Go through the data below and gather each line containing "target".

Top of EXTRACTED RECORDS

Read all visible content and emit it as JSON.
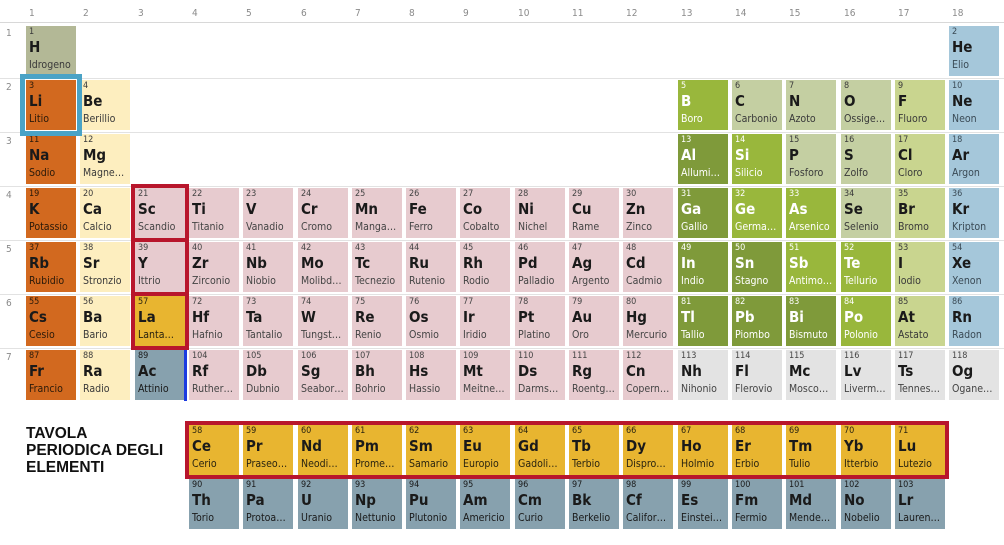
{
  "title": [
    "TAVOLA",
    "PERIODICA DEGLI",
    "ELEMENTI"
  ],
  "group_numbers": [
    "1",
    "2",
    "3",
    "4",
    "5",
    "6",
    "7",
    "8",
    "9",
    "10",
    "11",
    "12",
    "13",
    "14",
    "15",
    "16",
    "17",
    "18"
  ],
  "period_numbers": [
    "1",
    "2",
    "3",
    "4",
    "5",
    "6",
    "7"
  ],
  "colors": {
    "alkali": "#d2691f",
    "alkaline": "#fdeebf",
    "transition": "#e7cbcf",
    "post_transition": "#7f9a3a",
    "metalloid": "#99b73c",
    "nonmetal": "#c4cfa2",
    "halogen": "#c9d58f",
    "noble": "#a5c7da",
    "hydrogen": "#b3b896",
    "lanthanide": "#e8b530",
    "actinide": "#87a1ae",
    "unknown": "#e3e3e3",
    "highlight_red": "#b8162c",
    "highlight_blue": "#4aa3c6",
    "actinium_bar": "#1b3be0"
  },
  "elements": [
    {
      "n": "1",
      "s": "H",
      "name": "Idrogeno",
      "g": 1,
      "p": 1,
      "c": "hydrogen"
    },
    {
      "n": "2",
      "s": "He",
      "name": "Elio",
      "g": 18,
      "p": 1,
      "c": "noble"
    },
    {
      "n": "3",
      "s": "Li",
      "name": "Litio",
      "g": 1,
      "p": 2,
      "c": "alkali"
    },
    {
      "n": "4",
      "s": "Be",
      "name": "Berillio",
      "g": 2,
      "p": 2,
      "c": "alkaline"
    },
    {
      "n": "5",
      "s": "B",
      "name": "Boro",
      "g": 13,
      "p": 2,
      "c": "metalloid"
    },
    {
      "n": "6",
      "s": "C",
      "name": "Carbonio",
      "g": 14,
      "p": 2,
      "c": "nonmetal"
    },
    {
      "n": "7",
      "s": "N",
      "name": "Azoto",
      "g": 15,
      "p": 2,
      "c": "nonmetal"
    },
    {
      "n": "8",
      "s": "O",
      "name": "Ossige…",
      "g": 16,
      "p": 2,
      "c": "nonmetal"
    },
    {
      "n": "9",
      "s": "F",
      "name": "Fluoro",
      "g": 17,
      "p": 2,
      "c": "halogen"
    },
    {
      "n": "10",
      "s": "Ne",
      "name": "Neon",
      "g": 18,
      "p": 2,
      "c": "noble"
    },
    {
      "n": "11",
      "s": "Na",
      "name": "Sodio",
      "g": 1,
      "p": 3,
      "c": "alkali"
    },
    {
      "n": "12",
      "s": "Mg",
      "name": "Magne…",
      "g": 2,
      "p": 3,
      "c": "alkaline"
    },
    {
      "n": "13",
      "s": "Al",
      "name": "Allumi…",
      "g": 13,
      "p": 3,
      "c": "post_transition"
    },
    {
      "n": "14",
      "s": "Si",
      "name": "Silicio",
      "g": 14,
      "p": 3,
      "c": "metalloid"
    },
    {
      "n": "15",
      "s": "P",
      "name": "Fosforo",
      "g": 15,
      "p": 3,
      "c": "nonmetal"
    },
    {
      "n": "16",
      "s": "S",
      "name": "Zolfo",
      "g": 16,
      "p": 3,
      "c": "nonmetal"
    },
    {
      "n": "17",
      "s": "Cl",
      "name": "Cloro",
      "g": 17,
      "p": 3,
      "c": "halogen"
    },
    {
      "n": "18",
      "s": "Ar",
      "name": "Argon",
      "g": 18,
      "p": 3,
      "c": "noble"
    },
    {
      "n": "19",
      "s": "K",
      "name": "Potassio",
      "g": 1,
      "p": 4,
      "c": "alkali"
    },
    {
      "n": "20",
      "s": "Ca",
      "name": "Calcio",
      "g": 2,
      "p": 4,
      "c": "alkaline"
    },
    {
      "n": "21",
      "s": "Sc",
      "name": "Scandio",
      "g": 3,
      "p": 4,
      "c": "transition"
    },
    {
      "n": "22",
      "s": "Ti",
      "name": "Titanio",
      "g": 4,
      "p": 4,
      "c": "transition"
    },
    {
      "n": "23",
      "s": "V",
      "name": "Vanadio",
      "g": 5,
      "p": 4,
      "c": "transition"
    },
    {
      "n": "24",
      "s": "Cr",
      "name": "Cromo",
      "g": 6,
      "p": 4,
      "c": "transition"
    },
    {
      "n": "25",
      "s": "Mn",
      "name": "Manga…",
      "g": 7,
      "p": 4,
      "c": "transition"
    },
    {
      "n": "26",
      "s": "Fe",
      "name": "Ferro",
      "g": 8,
      "p": 4,
      "c": "transition"
    },
    {
      "n": "27",
      "s": "Co",
      "name": "Cobalto",
      "g": 9,
      "p": 4,
      "c": "transition"
    },
    {
      "n": "28",
      "s": "Ni",
      "name": "Nichel",
      "g": 10,
      "p": 4,
      "c": "transition"
    },
    {
      "n": "29",
      "s": "Cu",
      "name": "Rame",
      "g": 11,
      "p": 4,
      "c": "transition"
    },
    {
      "n": "30",
      "s": "Zn",
      "name": "Zinco",
      "g": 12,
      "p": 4,
      "c": "transition"
    },
    {
      "n": "31",
      "s": "Ga",
      "name": "Gallio",
      "g": 13,
      "p": 4,
      "c": "post_transition"
    },
    {
      "n": "32",
      "s": "Ge",
      "name": "Germa…",
      "g": 14,
      "p": 4,
      "c": "metalloid"
    },
    {
      "n": "33",
      "s": "As",
      "name": "Arsenico",
      "g": 15,
      "p": 4,
      "c": "metalloid"
    },
    {
      "n": "34",
      "s": "Se",
      "name": "Selenio",
      "g": 16,
      "p": 4,
      "c": "nonmetal"
    },
    {
      "n": "35",
      "s": "Br",
      "name": "Bromo",
      "g": 17,
      "p": 4,
      "c": "halogen"
    },
    {
      "n": "36",
      "s": "Kr",
      "name": "Kripton",
      "g": 18,
      "p": 4,
      "c": "noble"
    },
    {
      "n": "37",
      "s": "Rb",
      "name": "Rubidio",
      "g": 1,
      "p": 5,
      "c": "alkali"
    },
    {
      "n": "38",
      "s": "Sr",
      "name": "Stronzio",
      "g": 2,
      "p": 5,
      "c": "alkaline"
    },
    {
      "n": "39",
      "s": "Y",
      "name": "Ittrio",
      "g": 3,
      "p": 5,
      "c": "transition"
    },
    {
      "n": "40",
      "s": "Zr",
      "name": "Zirconio",
      "g": 4,
      "p": 5,
      "c": "transition"
    },
    {
      "n": "41",
      "s": "Nb",
      "name": "Niobio",
      "g": 5,
      "p": 5,
      "c": "transition"
    },
    {
      "n": "42",
      "s": "Mo",
      "name": "Molibd…",
      "g": 6,
      "p": 5,
      "c": "transition"
    },
    {
      "n": "43",
      "s": "Tc",
      "name": "Tecnezio",
      "g": 7,
      "p": 5,
      "c": "transition"
    },
    {
      "n": "44",
      "s": "Ru",
      "name": "Rutenio",
      "g": 8,
      "p": 5,
      "c": "transition"
    },
    {
      "n": "45",
      "s": "Rh",
      "name": "Rodio",
      "g": 9,
      "p": 5,
      "c": "transition"
    },
    {
      "n": "46",
      "s": "Pd",
      "name": "Palladio",
      "g": 10,
      "p": 5,
      "c": "transition"
    },
    {
      "n": "47",
      "s": "Ag",
      "name": "Argento",
      "g": 11,
      "p": 5,
      "c": "transition"
    },
    {
      "n": "48",
      "s": "Cd",
      "name": "Cadmio",
      "g": 12,
      "p": 5,
      "c": "transition"
    },
    {
      "n": "49",
      "s": "In",
      "name": "Indio",
      "g": 13,
      "p": 5,
      "c": "post_transition"
    },
    {
      "n": "50",
      "s": "Sn",
      "name": "Stagno",
      "g": 14,
      "p": 5,
      "c": "post_transition"
    },
    {
      "n": "51",
      "s": "Sb",
      "name": "Antimo…",
      "g": 15,
      "p": 5,
      "c": "metalloid"
    },
    {
      "n": "52",
      "s": "Te",
      "name": "Tellurio",
      "g": 16,
      "p": 5,
      "c": "metalloid"
    },
    {
      "n": "53",
      "s": "I",
      "name": "Iodio",
      "g": 17,
      "p": 5,
      "c": "halogen"
    },
    {
      "n": "54",
      "s": "Xe",
      "name": "Xenon",
      "g": 18,
      "p": 5,
      "c": "noble"
    },
    {
      "n": "55",
      "s": "Cs",
      "name": "Cesio",
      "g": 1,
      "p": 6,
      "c": "alkali"
    },
    {
      "n": "56",
      "s": "Ba",
      "name": "Bario",
      "g": 2,
      "p": 6,
      "c": "alkaline"
    },
    {
      "n": "57",
      "s": "La",
      "name": "Lanta…",
      "g": 3,
      "p": 6,
      "c": "lanthanide"
    },
    {
      "n": "72",
      "s": "Hf",
      "name": "Hafnio",
      "g": 4,
      "p": 6,
      "c": "transition"
    },
    {
      "n": "73",
      "s": "Ta",
      "name": "Tantalio",
      "g": 5,
      "p": 6,
      "c": "transition"
    },
    {
      "n": "74",
      "s": "W",
      "name": "Tungst…",
      "g": 6,
      "p": 6,
      "c": "transition"
    },
    {
      "n": "75",
      "s": "Re",
      "name": "Renio",
      "g": 7,
      "p": 6,
      "c": "transition"
    },
    {
      "n": "76",
      "s": "Os",
      "name": "Osmio",
      "g": 8,
      "p": 6,
      "c": "transition"
    },
    {
      "n": "77",
      "s": "Ir",
      "name": "Iridio",
      "g": 9,
      "p": 6,
      "c": "transition"
    },
    {
      "n": "78",
      "s": "Pt",
      "name": "Platino",
      "g": 10,
      "p": 6,
      "c": "transition"
    },
    {
      "n": "79",
      "s": "Au",
      "name": "Oro",
      "g": 11,
      "p": 6,
      "c": "transition"
    },
    {
      "n": "80",
      "s": "Hg",
      "name": "Mercurio",
      "g": 12,
      "p": 6,
      "c": "transition"
    },
    {
      "n": "81",
      "s": "Tl",
      "name": "Tallio",
      "g": 13,
      "p": 6,
      "c": "post_transition"
    },
    {
      "n": "82",
      "s": "Pb",
      "name": "Piombo",
      "g": 14,
      "p": 6,
      "c": "post_transition"
    },
    {
      "n": "83",
      "s": "Bi",
      "name": "Bismuto",
      "g": 15,
      "p": 6,
      "c": "post_transition"
    },
    {
      "n": "84",
      "s": "Po",
      "name": "Polonio",
      "g": 16,
      "p": 6,
      "c": "metalloid"
    },
    {
      "n": "85",
      "s": "At",
      "name": "Astato",
      "g": 17,
      "p": 6,
      "c": "halogen"
    },
    {
      "n": "86",
      "s": "Rn",
      "name": "Radon",
      "g": 18,
      "p": 6,
      "c": "noble"
    },
    {
      "n": "87",
      "s": "Fr",
      "name": "Francio",
      "g": 1,
      "p": 7,
      "c": "alkali"
    },
    {
      "n": "88",
      "s": "Ra",
      "name": "Radio",
      "g": 2,
      "p": 7,
      "c": "alkaline"
    },
    {
      "n": "89",
      "s": "Ac",
      "name": "Attinio",
      "g": 3,
      "p": 7,
      "c": "actinide"
    },
    {
      "n": "104",
      "s": "Rf",
      "name": "Ruther…",
      "g": 4,
      "p": 7,
      "c": "transition"
    },
    {
      "n": "105",
      "s": "Db",
      "name": "Dubnio",
      "g": 5,
      "p": 7,
      "c": "transition"
    },
    {
      "n": "106",
      "s": "Sg",
      "name": "Seabor…",
      "g": 6,
      "p": 7,
      "c": "transition"
    },
    {
      "n": "107",
      "s": "Bh",
      "name": "Bohrio",
      "g": 7,
      "p": 7,
      "c": "transition"
    },
    {
      "n": "108",
      "s": "Hs",
      "name": "Hassio",
      "g": 8,
      "p": 7,
      "c": "transition"
    },
    {
      "n": "109",
      "s": "Mt",
      "name": "Meitne…",
      "g": 9,
      "p": 7,
      "c": "transition"
    },
    {
      "n": "110",
      "s": "Ds",
      "name": "Darms…",
      "g": 10,
      "p": 7,
      "c": "transition"
    },
    {
      "n": "111",
      "s": "Rg",
      "name": "Roentg…",
      "g": 11,
      "p": 7,
      "c": "transition"
    },
    {
      "n": "112",
      "s": "Cn",
      "name": "Copern…",
      "g": 12,
      "p": 7,
      "c": "transition"
    },
    {
      "n": "113",
      "s": "Nh",
      "name": "Nihonio",
      "g": 13,
      "p": 7,
      "c": "unknown"
    },
    {
      "n": "114",
      "s": "Fl",
      "name": "Flerovio",
      "g": 14,
      "p": 7,
      "c": "unknown"
    },
    {
      "n": "115",
      "s": "Mc",
      "name": "Mosco…",
      "g": 15,
      "p": 7,
      "c": "unknown"
    },
    {
      "n": "116",
      "s": "Lv",
      "name": "Liverm…",
      "g": 16,
      "p": 7,
      "c": "unknown"
    },
    {
      "n": "117",
      "s": "Ts",
      "name": "Tennes…",
      "g": 17,
      "p": 7,
      "c": "unknown"
    },
    {
      "n": "118",
      "s": "Og",
      "name": "Ogane…",
      "g": 18,
      "p": 7,
      "c": "unknown"
    },
    {
      "n": "58",
      "s": "Ce",
      "name": "Cerio",
      "g": 4,
      "p": 9,
      "c": "lanthanide"
    },
    {
      "n": "59",
      "s": "Pr",
      "name": "Praseo…",
      "g": 5,
      "p": 9,
      "c": "lanthanide"
    },
    {
      "n": "60",
      "s": "Nd",
      "name": "Neodi…",
      "g": 6,
      "p": 9,
      "c": "lanthanide"
    },
    {
      "n": "61",
      "s": "Pm",
      "name": "Prome…",
      "g": 7,
      "p": 9,
      "c": "lanthanide"
    },
    {
      "n": "62",
      "s": "Sm",
      "name": "Samario",
      "g": 8,
      "p": 9,
      "c": "lanthanide"
    },
    {
      "n": "63",
      "s": "Eu",
      "name": "Europio",
      "g": 9,
      "p": 9,
      "c": "lanthanide"
    },
    {
      "n": "64",
      "s": "Gd",
      "name": "Gadoli…",
      "g": 10,
      "p": 9,
      "c": "lanthanide"
    },
    {
      "n": "65",
      "s": "Tb",
      "name": "Terbio",
      "g": 11,
      "p": 9,
      "c": "lanthanide"
    },
    {
      "n": "66",
      "s": "Dy",
      "name": "Dispro…",
      "g": 12,
      "p": 9,
      "c": "lanthanide"
    },
    {
      "n": "67",
      "s": "Ho",
      "name": "Holmio",
      "g": 13,
      "p": 9,
      "c": "lanthanide"
    },
    {
      "n": "68",
      "s": "Er",
      "name": "Erbio",
      "g": 14,
      "p": 9,
      "c": "lanthanide"
    },
    {
      "n": "69",
      "s": "Tm",
      "name": "Tulio",
      "g": 15,
      "p": 9,
      "c": "lanthanide"
    },
    {
      "n": "70",
      "s": "Yb",
      "name": "Itterbio",
      "g": 16,
      "p": 9,
      "c": "lanthanide"
    },
    {
      "n": "71",
      "s": "Lu",
      "name": "Lutezio",
      "g": 17,
      "p": 9,
      "c": "lanthanide"
    },
    {
      "n": "90",
      "s": "Th",
      "name": "Torio",
      "g": 4,
      "p": 10,
      "c": "actinide"
    },
    {
      "n": "91",
      "s": "Pa",
      "name": "Protoa…",
      "g": 5,
      "p": 10,
      "c": "actinide"
    },
    {
      "n": "92",
      "s": "U",
      "name": "Uranio",
      "g": 6,
      "p": 10,
      "c": "actinide"
    },
    {
      "n": "93",
      "s": "Np",
      "name": "Nettunio",
      "g": 7,
      "p": 10,
      "c": "actinide"
    },
    {
      "n": "94",
      "s": "Pu",
      "name": "Plutonio",
      "g": 8,
      "p": 10,
      "c": "actinide"
    },
    {
      "n": "95",
      "s": "Am",
      "name": "Americio",
      "g": 9,
      "p": 10,
      "c": "actinide"
    },
    {
      "n": "96",
      "s": "Cm",
      "name": "Curio",
      "g": 10,
      "p": 10,
      "c": "actinide"
    },
    {
      "n": "97",
      "s": "Bk",
      "name": "Berkelio",
      "g": 11,
      "p": 10,
      "c": "actinide"
    },
    {
      "n": "98",
      "s": "Cf",
      "name": "Califor…",
      "g": 12,
      "p": 10,
      "c": "actinide"
    },
    {
      "n": "99",
      "s": "Es",
      "name": "Einstei…",
      "g": 13,
      "p": 10,
      "c": "actinide"
    },
    {
      "n": "100",
      "s": "Fm",
      "name": "Fermio",
      "g": 14,
      "p": 10,
      "c": "actinide"
    },
    {
      "n": "101",
      "s": "Md",
      "name": "Mende…",
      "g": 15,
      "p": 10,
      "c": "actinide"
    },
    {
      "n": "102",
      "s": "No",
      "name": "Nobelio",
      "g": 16,
      "p": 10,
      "c": "actinide"
    },
    {
      "n": "103",
      "s": "Lr",
      "name": "Lauren…",
      "g": 17,
      "p": 10,
      "c": "actinide"
    }
  ],
  "highlights": [
    {
      "target": "Li",
      "color": "highlight_blue"
    },
    {
      "target": "Sc",
      "color": "highlight_red"
    },
    {
      "target": "Y",
      "color": "highlight_red"
    },
    {
      "target": "La",
      "color": "highlight_red"
    },
    {
      "target": "lanthanide-row",
      "color": "highlight_red"
    }
  ]
}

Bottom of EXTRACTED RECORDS

[RESPONSE TO THE TASK]
      "target": "Li",
      "target": "Sc",
      "target": "Y",
      "target": "La",
      "target": "lanthanide-row",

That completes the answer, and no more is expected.